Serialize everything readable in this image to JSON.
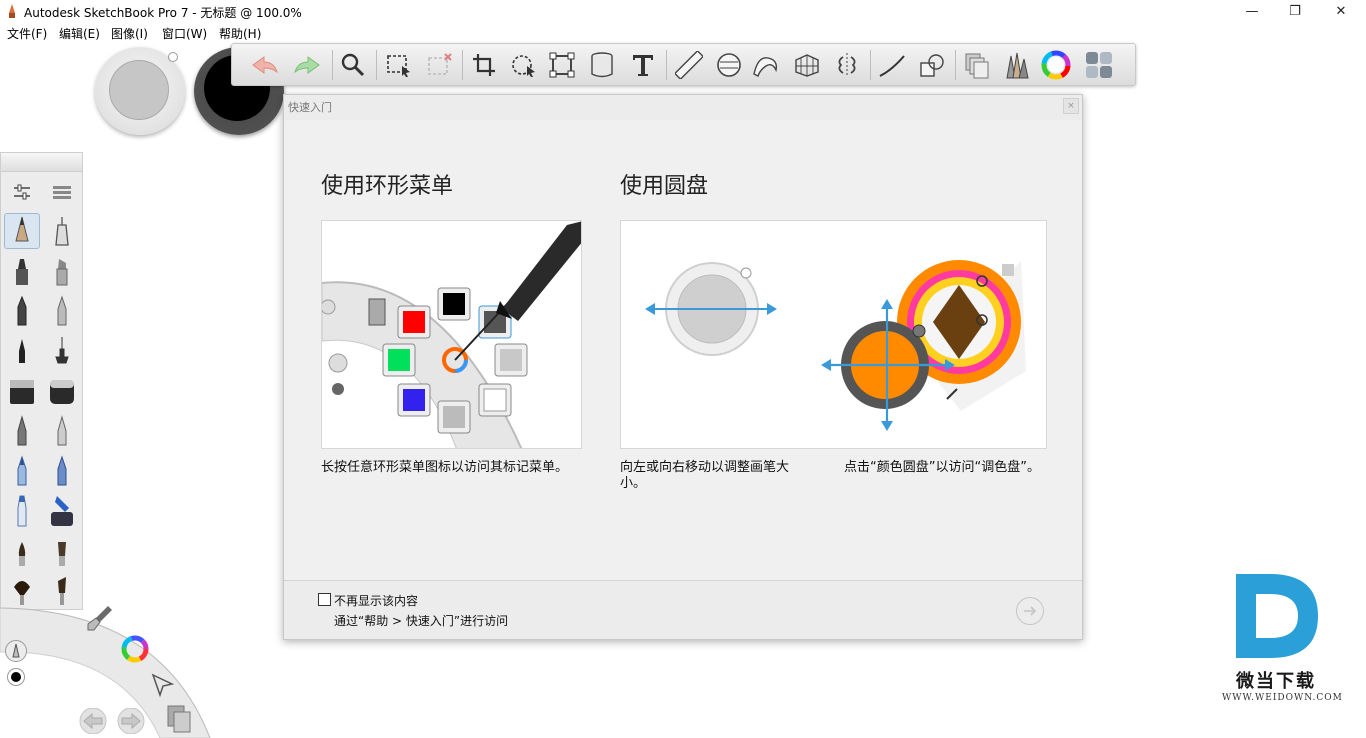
{
  "window": {
    "title": "Autodesk SketchBook Pro 7 - 无标题 @ 100.0%",
    "minimize_glyph": "—",
    "maximize_glyph": "❐",
    "close_glyph": "✕"
  },
  "menu": {
    "items": [
      {
        "label": "文件(F)"
      },
      {
        "label": "编辑(E)"
      },
      {
        "label": "图像(I)"
      },
      {
        "label": "窗口(W)"
      },
      {
        "label": "帮助(H)"
      }
    ]
  },
  "toolbar": {
    "tools": [
      "undo-icon",
      "redo-icon",
      "zoom-icon",
      "select-rect-icon",
      "select-lasso-icon",
      "crop-icon",
      "transform-icon",
      "distort-icon",
      "fill-icon",
      "text-icon",
      "ruler-icon",
      "ellipse-icon",
      "french-curve-icon",
      "perspective-icon",
      "symmetry-icon",
      "stroke-icon",
      "shape-icon",
      "layers-icon",
      "brushes-icon",
      "color-wheel-icon",
      "copic-palette-icon"
    ]
  },
  "dialog": {
    "title": "快速入门",
    "close_glyph": "×",
    "section1": {
      "heading": "使用环形菜单",
      "caption": "长按任意环形菜单图标以访问其标记菜单。"
    },
    "section2": {
      "heading": "使用圆盘",
      "caption_left": "向左或向右移动以调整画笔大小。",
      "caption_right": "点击“颜色圆盘”以访问“调色盘”。"
    },
    "footer": {
      "checkbox_label": "不再显示该内容",
      "hint": "通过“帮助 > 快速入门”进行访问"
    }
  },
  "colors": {
    "accent_blue": "#3a9ad9",
    "puck_orange": "#ff8a00",
    "watermark_blue": "#2a9fd8"
  },
  "watermark": {
    "text": "微当下载",
    "url": "WWW.WEIDOWN.COM"
  }
}
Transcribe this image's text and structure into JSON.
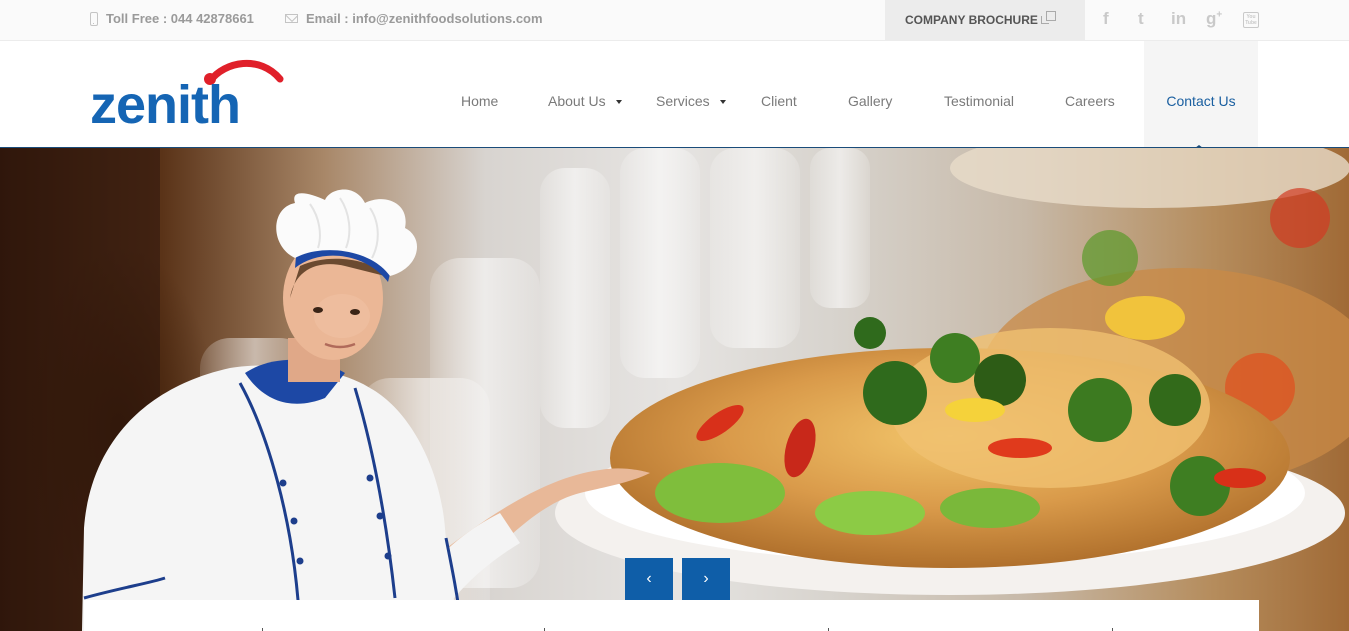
{
  "topbar": {
    "phone_label": "Toll Free : 044 42878661",
    "email_label": "Email : info@zenithfoodsolutions.com",
    "brochure_label": "COMPANY BROCHURE",
    "social_icons": [
      "facebook-icon",
      "twitter-icon",
      "linkedin-icon",
      "google-plus-icon",
      "youtube-icon"
    ],
    "youtube_text": "You Tube"
  },
  "header": {
    "logo_text": "zenith",
    "nav": [
      {
        "label": "Home",
        "dropdown": false
      },
      {
        "label": "About Us",
        "dropdown": true
      },
      {
        "label": "Services",
        "dropdown": true
      },
      {
        "label": "Client",
        "dropdown": false
      },
      {
        "label": "Gallery",
        "dropdown": false
      },
      {
        "label": "Testimonial",
        "dropdown": false
      },
      {
        "label": "Careers",
        "dropdown": false
      },
      {
        "label": "Contact Us",
        "dropdown": false,
        "active": true
      }
    ]
  },
  "slider": {
    "prev_icon": "chevron-left-icon",
    "next_icon": "chevron-right-icon",
    "prev_glyph": "‹",
    "next_glyph": "›"
  },
  "colors": {
    "brand_blue": "#1a5fa0",
    "logo_blue": "#1565b4",
    "logo_red": "#e0202a",
    "slider_button": "#0f5ea8"
  }
}
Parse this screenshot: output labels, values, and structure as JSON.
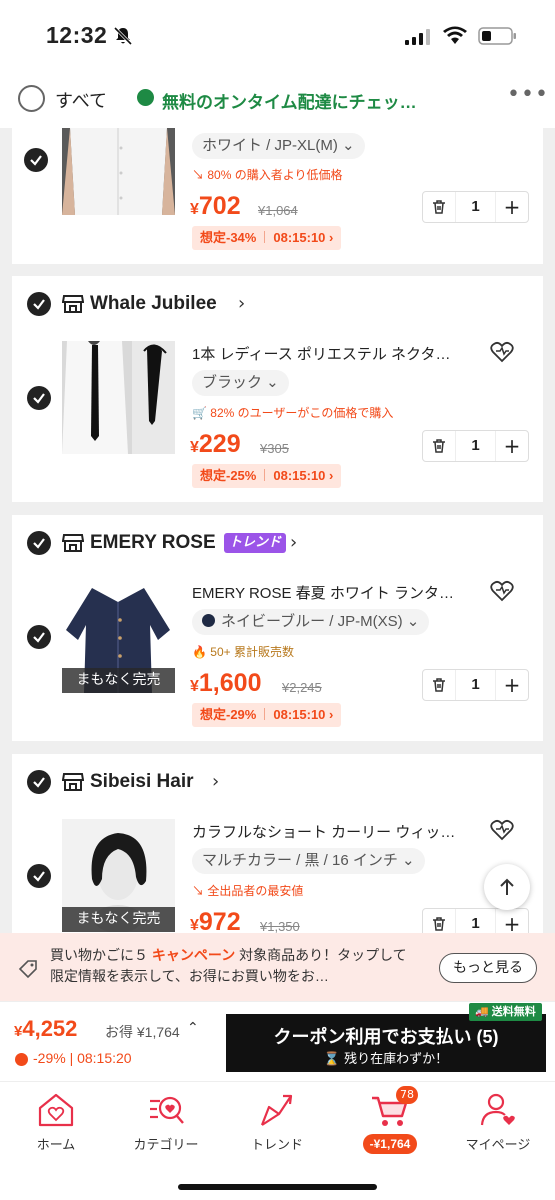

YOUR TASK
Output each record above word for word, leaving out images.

ANSWER TO THE PROBLEM
Serialize everything readable in this image to JSON.
{
  "window": {
    "title": "Autodesk SketchBook Pro 7 - 无标题 @ 100.0%",
    "minimize_glyph": "—",
    "maximize_glyph": "❐",
    "close_glyph": "✕"
  },
  "menu": {
    "items": [
      {
        "label": "文件(F)"
      },
      {
        "label": "编辑(E)"
      },
      {
        "label": "图像(I)"
      },
      {
        "label": "窗口(W)"
      },
      {
        "label": "帮助(H)"
      }
    ]
  },
  "toolbar": {
    "tools": [
      "undo-icon",
      "redo-icon",
      "zoom-icon",
      "select-rect-icon",
      "select-lasso-icon",
      "crop-icon",
      "transform-icon",
      "distort-icon",
      "fill-icon",
      "text-icon",
      "ruler-icon",
      "ellipse-icon",
      "french-curve-icon",
      "perspective-icon",
      "symmetry-icon",
      "stroke-icon",
      "shape-icon",
      "layers-icon",
      "brushes-icon",
      "color-wheel-icon",
      "copic-palette-icon"
    ]
  },
  "dialog": {
    "title": "快速入门",
    "close_glyph": "×",
    "section1": {
      "heading": "使用环形菜单",
      "caption": "长按任意环形菜单图标以访问其标记菜单。"
    },
    "section2": {
      "heading": "使用圆盘",
      "caption_left": "向左或向右移动以调整画笔大小。",
      "caption_right": "点击“颜色圆盘”以访问“调色盘”。"
    },
    "footer": {
      "checkbox_label": "不再显示该内容",
      "hint": "通过“帮助 > 快速入门”进行访问"
    }
  },
  "colors": {
    "accent_blue": "#3a9ad9",
    "puck_orange": "#ff8a00",
    "watermark_blue": "#2a9fd8"
  },
  "watermark": {
    "text": "微当下载",
    "url": "WWW.WEIDOWN.COM"
  }
}
Transcribe this image's text and structure into JSON.
{
  "topbar": {
    "phone_label": "Toll Free : 044 42878661",
    "email_label": "Email : info@zenithfoodsolutions.com",
    "brochure_label": "COMPANY BROCHURE",
    "social_icons": [
      "facebook-icon",
      "twitter-icon",
      "linkedin-icon",
      "google-plus-icon",
      "youtube-icon"
    ],
    "youtube_text": "You Tube"
  },
  "header": {
    "logo_text": "zenith",
    "nav": [
      {
        "label": "Home",
        "dropdown": false
      },
      {
        "label": "About Us",
        "dropdown": true
      },
      {
        "label": "Services",
        "dropdown": true
      },
      {
        "label": "Client",
        "dropdown": false
      },
      {
        "label": "Gallery",
        "dropdown": false
      },
      {
        "label": "Testimonial",
        "dropdown": false
      },
      {
        "label": "Careers",
        "dropdown": false
      },
      {
        "label": "Contact Us",
        "dropdown": false,
        "active": true
      }
    ]
  },
  "slider": {
    "prev_icon": "chevron-left-icon",
    "next_icon": "chevron-right-icon",
    "prev_glyph": "‹",
    "next_glyph": "›"
  },
  "colors": {
    "brand_blue": "#1a5fa0",
    "logo_blue": "#1565b4",
    "logo_red": "#e0202a",
    "slider_button": "#0f5ea8"
  }
}
Parse this screenshot: output labels, values, and structure as JSON.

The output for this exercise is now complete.